§ Activity
Write every entry out again exactly, please, and skip the pictures.

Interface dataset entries

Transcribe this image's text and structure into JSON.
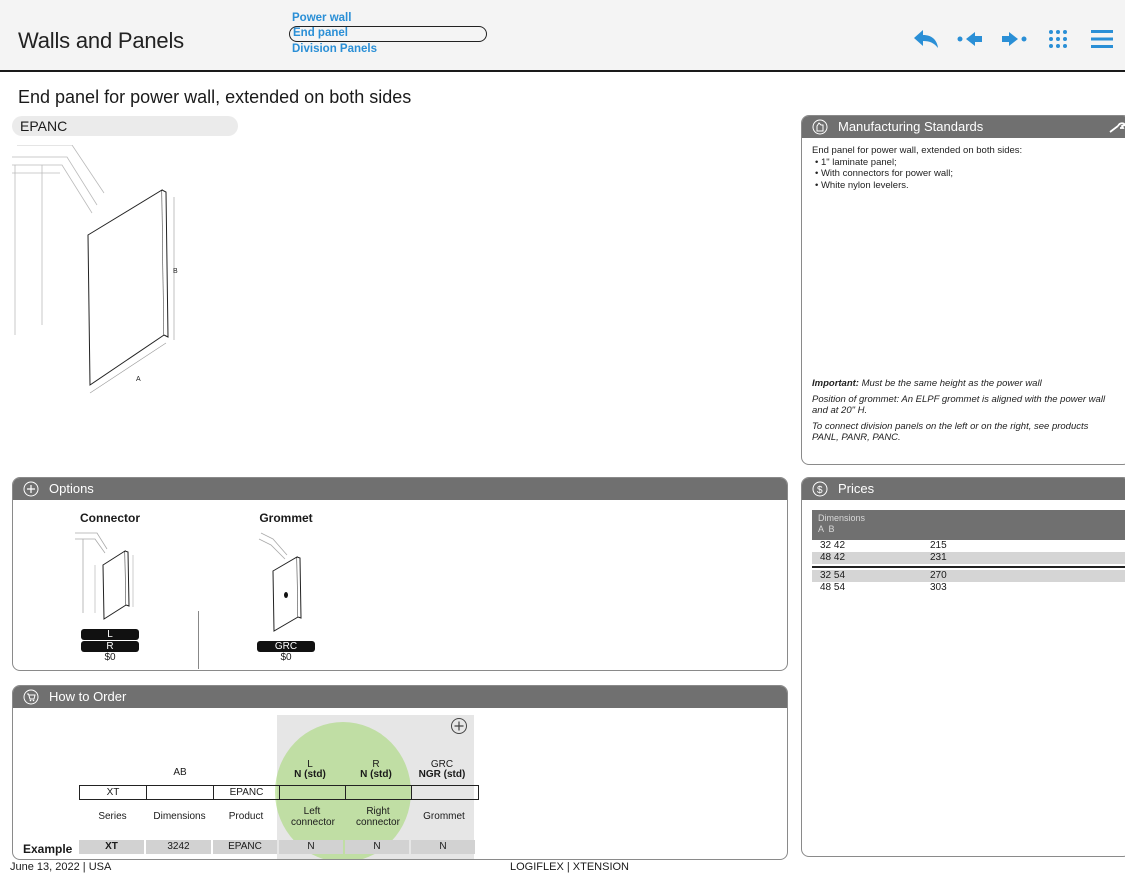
{
  "header": {
    "title": "Walls and Panels",
    "nav": [
      "Power wall",
      "End panel",
      "Division Panels"
    ],
    "active_nav": "End panel",
    "icons": [
      "back-arrow-icon",
      "previous-icon",
      "next-icon",
      "grid-icon",
      "menu-icon"
    ],
    "accent": "#2a8fd6"
  },
  "product": {
    "subtitle": "End panel for power wall, extended on both sides",
    "code": "EPANC",
    "dim_a": "A",
    "dim_b": "B"
  },
  "manufacturing": {
    "title": "Manufacturing Standards",
    "intro": "End panel for power wall, extended on both sides:",
    "bullets": [
      "1\" laminate panel;",
      "With connectors for power wall;",
      "White nylon levelers."
    ],
    "important_label": "Important:",
    "important_text": " Must be the same height as the power wall",
    "note1": "Position of grommet: An ELPF grommet is aligned with the power wall and at 20\" H.",
    "note2": "To connect division panels on the left or on the right, see products PANL, PANR, PANC."
  },
  "options": {
    "title": "Options",
    "connector": {
      "title": "Connector",
      "tags": [
        "L",
        "R"
      ],
      "price": "$0"
    },
    "grommet": {
      "title": "Grommet",
      "tags": [
        "GRC"
      ],
      "price": "$0"
    }
  },
  "prices": {
    "title": "Prices",
    "head_label": "Dimensions",
    "head_cols": "A  B",
    "group1": [
      {
        "dim": "32 42",
        "price": "215"
      },
      {
        "dim": "48 42",
        "price": "231"
      }
    ],
    "group2": [
      {
        "dim": "32 54",
        "price": "270"
      },
      {
        "dim": "48 54",
        "price": "303"
      }
    ]
  },
  "order": {
    "title": "How to Order",
    "head_ab": "AB",
    "head_l": "L",
    "head_l_std": "N (std)",
    "head_r": "R",
    "head_r_std": "N (std)",
    "head_grc": "GRC",
    "head_grc_std": "NGR (std)",
    "boxes": [
      "XT",
      "",
      "EPANC",
      "",
      "",
      ""
    ],
    "labels": [
      "Series",
      "Dimensions",
      "Product",
      "Left connector",
      "Right connector",
      "Grommet"
    ],
    "example_label": "Example",
    "example": [
      "XT",
      "3242",
      "EPANC",
      "N",
      "N",
      "N"
    ]
  },
  "footer": {
    "date": "June 13, 2022 | USA",
    "brand": "LOGIFLEX | XTENSION"
  }
}
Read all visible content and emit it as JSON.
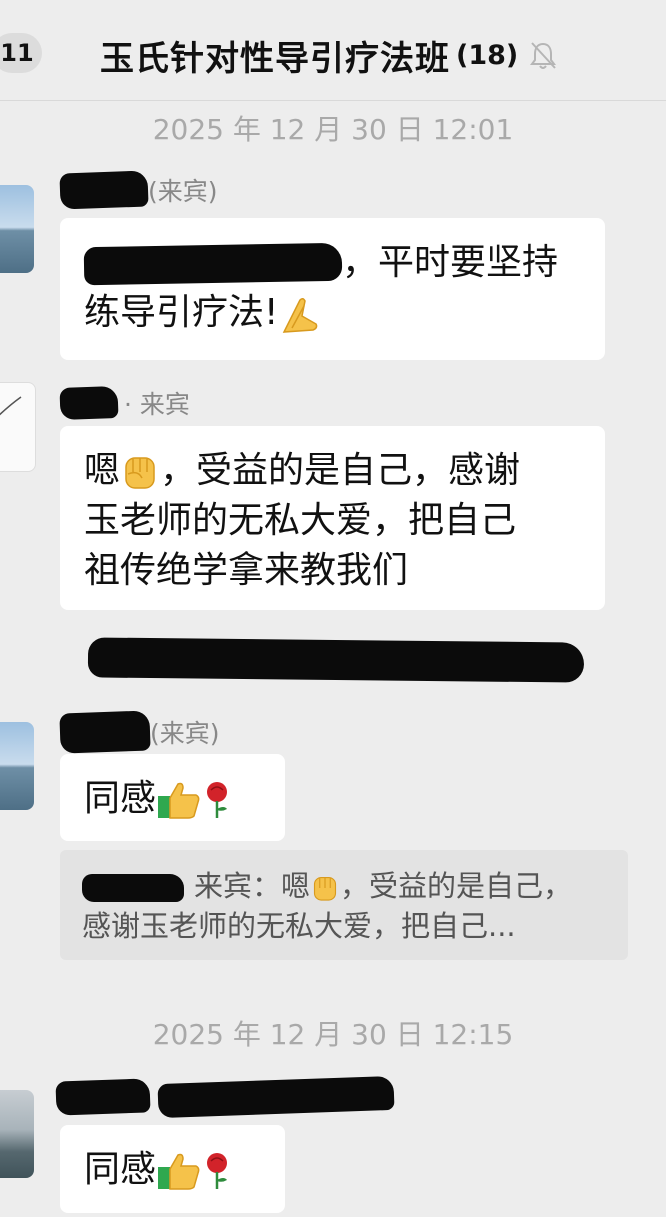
{
  "header": {
    "back_count": "11",
    "title": "玉氏针对性导引疗法班",
    "member_count": "(18)",
    "mute_icon": "bell-muted-icon"
  },
  "messages": {
    "timestamp_1": "2025 年 12 月 30 日  12:01",
    "msg1": {
      "sender_suffix": "(来宾)",
      "line1_after": "，平时要坚持",
      "line2": "练导引疗法!",
      "emoji": "folded-hands-emoji"
    },
    "msg2": {
      "sender_suffix": "· 来宾",
      "text_part1": "嗯",
      "text_part2": "，受益的是自己，感谢\n玉老师的无私大爱，把自己\n祖传绝学拿来教我们",
      "emoji": "raised-fist-emoji"
    },
    "msg3": {
      "sender_suffix": "(来宾)",
      "text": "同感",
      "emoji_1": "thumbs-up-emoji",
      "emoji_2": "rose-emoji",
      "quote_part1": "来宾：嗯",
      "quote_part2": "，受益的是自己，",
      "quote_line2": "感谢玉老师的无私大爱，把自己..."
    },
    "timestamp_2": "2025 年 12 月 30 日  12:15",
    "msg4": {
      "text": "同感",
      "emoji_1": "thumbs-up-emoji",
      "emoji_2": "rose-emoji"
    }
  }
}
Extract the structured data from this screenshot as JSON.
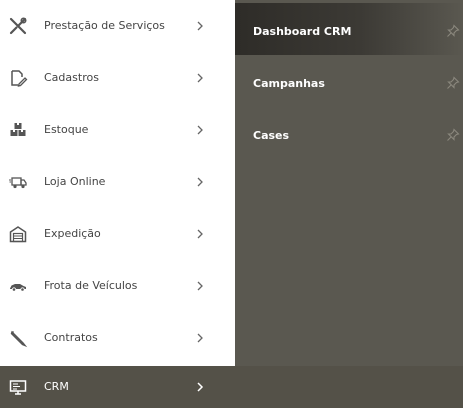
{
  "menu": {
    "items": [
      {
        "label": "Prestação de Serviços",
        "icon": "tools-icon"
      },
      {
        "label": "Cadastros",
        "icon": "edit-document-icon"
      },
      {
        "label": "Estoque",
        "icon": "boxes-icon"
      },
      {
        "label": "Loja Online",
        "icon": "delivery-truck-icon"
      },
      {
        "label": "Expedição",
        "icon": "warehouse-icon"
      },
      {
        "label": "Frota de Veículos",
        "icon": "car-icon"
      },
      {
        "label": "Contratos",
        "icon": "pen-icon"
      },
      {
        "label": "CRM",
        "icon": "monitor-icon"
      }
    ],
    "active_item": "CRM"
  },
  "submenu": {
    "items": [
      {
        "label": "Dashboard CRM",
        "highlighted": true
      },
      {
        "label": "Campanhas",
        "highlighted": false
      },
      {
        "label": "Cases",
        "highlighted": false
      }
    ]
  },
  "colors": {
    "menu_text": "#444444",
    "active_bg": "#545148",
    "submenu_bg": "#5a5850",
    "submenu_highlight": "#2e2c28",
    "submenu_text": "#ffffff",
    "icon_color": "#555555",
    "pin_color": "#8a877d"
  }
}
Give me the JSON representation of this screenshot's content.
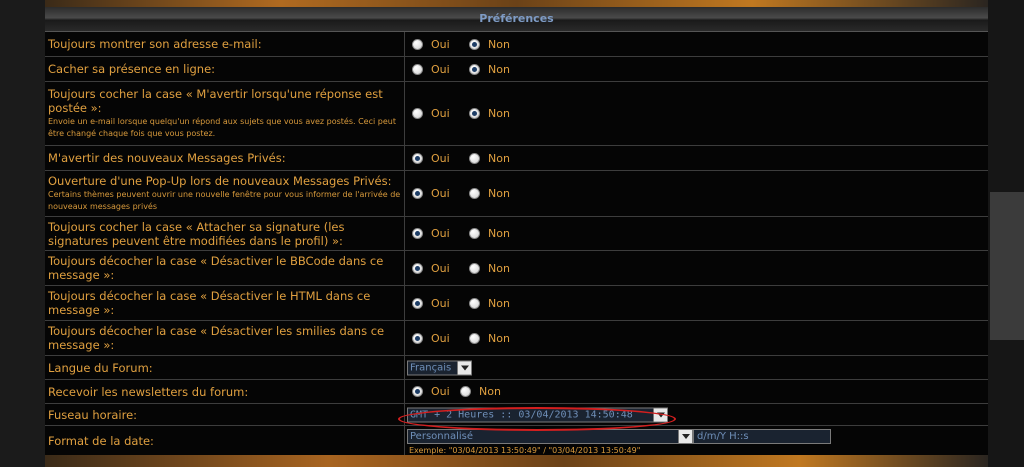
{
  "section_title": "Préférences",
  "rows": [
    {
      "label": "Toujours montrer son adresse e-mail:",
      "yes": "Oui",
      "no": "Non",
      "selected": "no"
    },
    {
      "label": "Cacher sa présence en ligne:",
      "yes": "Oui",
      "no": "Non",
      "selected": "no"
    },
    {
      "label": "Toujours cocher la case « M'avertir lorsqu'une réponse est postée »:",
      "sub": "Envoie un e-mail lorsque quelqu'un répond aux sujets que vous avez postés. Ceci peut être changé chaque fois que vous postez.",
      "yes": "Oui",
      "no": "Non",
      "selected": "no"
    },
    {
      "label": "M'avertir des nouveaux Messages Privés:",
      "yes": "Oui",
      "no": "Non",
      "selected": "yes"
    },
    {
      "label": "Ouverture d'une Pop-Up lors de nouveaux Messages Privés:",
      "sub": "Certains thèmes peuvent ouvrir une nouvelle fenêtre pour vous informer de l'arrivée de nouveaux messages privés",
      "yes": "Oui",
      "no": "Non",
      "selected": "yes"
    },
    {
      "label": "Toujours cocher la case « Attacher sa signature (les signatures peuvent être modifiées dans le profil) »:",
      "yes": "Oui",
      "no": "Non",
      "selected": "yes"
    },
    {
      "label": "Toujours décocher la case « Désactiver le BBCode dans ce message »:",
      "yes": "Oui",
      "no": "Non",
      "selected": "yes"
    },
    {
      "label": "Toujours décocher la case « Désactiver le HTML dans ce message »:",
      "yes": "Oui",
      "no": "Non",
      "selected": "yes"
    },
    {
      "label": "Toujours décocher la case « Désactiver les smilies dans ce message »:",
      "yes": "Oui",
      "no": "Non",
      "selected": "yes"
    }
  ],
  "language": {
    "label": "Langue du Forum:",
    "value": "Français"
  },
  "newsletter": {
    "label": "Recevoir les newsletters du forum:",
    "yes": "Oui",
    "no": "Non",
    "selected": "yes"
  },
  "timezone": {
    "label": "Fuseau horaire:",
    "value": "GMT + 2 Heures    :: 03/04/2013 14:50:48"
  },
  "date_format": {
    "label": "Format de la date:",
    "select_value": "Personnalisé",
    "custom_value": "d/m/Y H::s",
    "example": "Exemple: \"03/04/2013 13:50:49\" / \"03/04/2013 13:50:49\""
  },
  "colors": {
    "accent_text": "#e0a040",
    "title_blue": "#7e9cc6",
    "highlight": "#d41f1f"
  }
}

§ Answer to this problem
Transcribe this image's text and structure into JSON.
{
  "header": {
    "title": "Walls and Panels",
    "nav": [
      "Power wall",
      "End panel",
      "Division Panels"
    ],
    "active_nav": "End panel",
    "icons": [
      "back-arrow-icon",
      "previous-icon",
      "next-icon",
      "grid-icon",
      "menu-icon"
    ],
    "accent": "#2a8fd6"
  },
  "product": {
    "subtitle": "End panel for power wall, extended on both sides",
    "code": "EPANC",
    "dim_a": "A",
    "dim_b": "B"
  },
  "manufacturing": {
    "title": "Manufacturing Standards",
    "intro": "End panel for power wall, extended on both sides:",
    "bullets": [
      "1\" laminate panel;",
      "With connectors for power wall;",
      "White nylon levelers."
    ],
    "important_label": "Important:",
    "important_text": " Must be the same height as the power wall",
    "note1": "Position of grommet: An ELPF grommet is aligned with the power wall and at 20\" H.",
    "note2": "To connect division panels on the left or on the right, see products PANL, PANR, PANC."
  },
  "options": {
    "title": "Options",
    "connector": {
      "title": "Connector",
      "tags": [
        "L",
        "R"
      ],
      "price": "$0"
    },
    "grommet": {
      "title": "Grommet",
      "tags": [
        "GRC"
      ],
      "price": "$0"
    }
  },
  "prices": {
    "title": "Prices",
    "head_label": "Dimensions",
    "head_cols": "A  B",
    "group1": [
      {
        "dim": "32 42",
        "price": "215"
      },
      {
        "dim": "48 42",
        "price": "231"
      }
    ],
    "group2": [
      {
        "dim": "32 54",
        "price": "270"
      },
      {
        "dim": "48 54",
        "price": "303"
      }
    ]
  },
  "order": {
    "title": "How to Order",
    "head_ab": "AB",
    "head_l": "L",
    "head_l_std": "N (std)",
    "head_r": "R",
    "head_r_std": "N (std)",
    "head_grc": "GRC",
    "head_grc_std": "NGR (std)",
    "boxes": [
      "XT",
      "",
      "EPANC",
      "",
      "",
      ""
    ],
    "labels": [
      "Series",
      "Dimensions",
      "Product",
      "Left connector",
      "Right connector",
      "Grommet"
    ],
    "example_label": "Example",
    "example": [
      "XT",
      "3242",
      "EPANC",
      "N",
      "N",
      "N"
    ]
  },
  "footer": {
    "date": "June 13, 2022 | USA",
    "brand": "LOGIFLEX | XTENSION"
  }
}
Read all visible content and emit it as JSON.
{
  "header": {
    "back_count": "11",
    "title": "玉氏针对性导引疗法班",
    "member_count": "(18)",
    "mute_icon": "bell-muted-icon"
  },
  "messages": {
    "timestamp_1": "2025 年 12 月 30 日  12:01",
    "msg1": {
      "sender_suffix": "(来宾)",
      "line1_after": "，平时要坚持",
      "line2": "练导引疗法!",
      "emoji": "folded-hands-emoji"
    },
    "msg2": {
      "sender_suffix": "· 来宾",
      "text_part1": "嗯",
      "text_part2": "，受益的是自己，感谢\n玉老师的无私大爱，把自己\n祖传绝学拿来教我们",
      "emoji": "raised-fist-emoji"
    },
    "msg3": {
      "sender_suffix": "(来宾)",
      "text": "同感",
      "emoji_1": "thumbs-up-emoji",
      "emoji_2": "rose-emoji",
      "quote_part1": "来宾：嗯",
      "quote_part2": "，受益的是自己，",
      "quote_line2": "感谢玉老师的无私大爱，把自己..."
    },
    "timestamp_2": "2025 年 12 月 30 日  12:15",
    "msg4": {
      "text": "同感",
      "emoji_1": "thumbs-up-emoji",
      "emoji_2": "rose-emoji"
    }
  }
}
Extract the structured data from this screenshot as JSON.
{
  "menu": {
    "items": [
      {
        "label": "Prestação de Serviços",
        "icon": "tools-icon"
      },
      {
        "label": "Cadastros",
        "icon": "edit-document-icon"
      },
      {
        "label": "Estoque",
        "icon": "boxes-icon"
      },
      {
        "label": "Loja Online",
        "icon": "delivery-truck-icon"
      },
      {
        "label": "Expedição",
        "icon": "warehouse-icon"
      },
      {
        "label": "Frota de Veículos",
        "icon": "car-icon"
      },
      {
        "label": "Contratos",
        "icon": "pen-icon"
      },
      {
        "label": "CRM",
        "icon": "monitor-icon"
      }
    ],
    "active_item": "CRM"
  },
  "submenu": {
    "items": [
      {
        "label": "Dashboard CRM",
        "highlighted": true
      },
      {
        "label": "Campanhas",
        "highlighted": false
      },
      {
        "label": "Cases",
        "highlighted": false
      }
    ]
  },
  "colors": {
    "menu_text": "#444444",
    "active_bg": "#545148",
    "submenu_bg": "#5a5850",
    "submenu_highlight": "#2e2c28",
    "submenu_text": "#ffffff",
    "icon_color": "#555555",
    "pin_color": "#8a877d"
  }
}
Give me the JSON representation of this screenshot's content.
{
  "section_title": "Préférences",
  "rows": [
    {
      "label": "Toujours montrer son adresse e-mail:",
      "yes": "Oui",
      "no": "Non",
      "selected": "no"
    },
    {
      "label": "Cacher sa présence en ligne:",
      "yes": "Oui",
      "no": "Non",
      "selected": "no"
    },
    {
      "label": "Toujours cocher la case « M'avertir lorsqu'une réponse est postée »:",
      "sub": "Envoie un e-mail lorsque quelqu'un répond aux sujets que vous avez postés. Ceci peut être changé chaque fois que vous postez.",
      "yes": "Oui",
      "no": "Non",
      "selected": "no"
    },
    {
      "label": "M'avertir des nouveaux Messages Privés:",
      "yes": "Oui",
      "no": "Non",
      "selected": "yes"
    },
    {
      "label": "Ouverture d'une Pop-Up lors de nouveaux Messages Privés:",
      "sub": "Certains thèmes peuvent ouvrir une nouvelle fenêtre pour vous informer de l'arrivée de nouveaux messages privés",
      "yes": "Oui",
      "no": "Non",
      "selected": "yes"
    },
    {
      "label": "Toujours cocher la case « Attacher sa signature (les signatures peuvent être modifiées dans le profil) »:",
      "yes": "Oui",
      "no": "Non",
      "selected": "yes"
    },
    {
      "label": "Toujours décocher la case « Désactiver le BBCode dans ce message »:",
      "yes": "Oui",
      "no": "Non",
      "selected": "yes"
    },
    {
      "label": "Toujours décocher la case « Désactiver le HTML dans ce message »:",
      "yes": "Oui",
      "no": "Non",
      "selected": "yes"
    },
    {
      "label": "Toujours décocher la case « Désactiver les smilies dans ce message »:",
      "yes": "Oui",
      "no": "Non",
      "selected": "yes"
    }
  ],
  "language": {
    "label": "Langue du Forum:",
    "value": "Français"
  },
  "newsletter": {
    "label": "Recevoir les newsletters du forum:",
    "yes": "Oui",
    "no": "Non",
    "selected": "yes"
  },
  "timezone": {
    "label": "Fuseau horaire:",
    "value": "GMT + 2 Heures    :: 03/04/2013 14:50:48"
  },
  "date_format": {
    "label": "Format de la date:",
    "select_value": "Personnalisé",
    "custom_value": "d/m/Y H::s",
    "example": "Exemple: \"03/04/2013 13:50:49\" / \"03/04/2013 13:50:49\""
  },
  "colors": {
    "accent_text": "#e0a040",
    "title_blue": "#7e9cc6",
    "highlight": "#d41f1f"
  }
}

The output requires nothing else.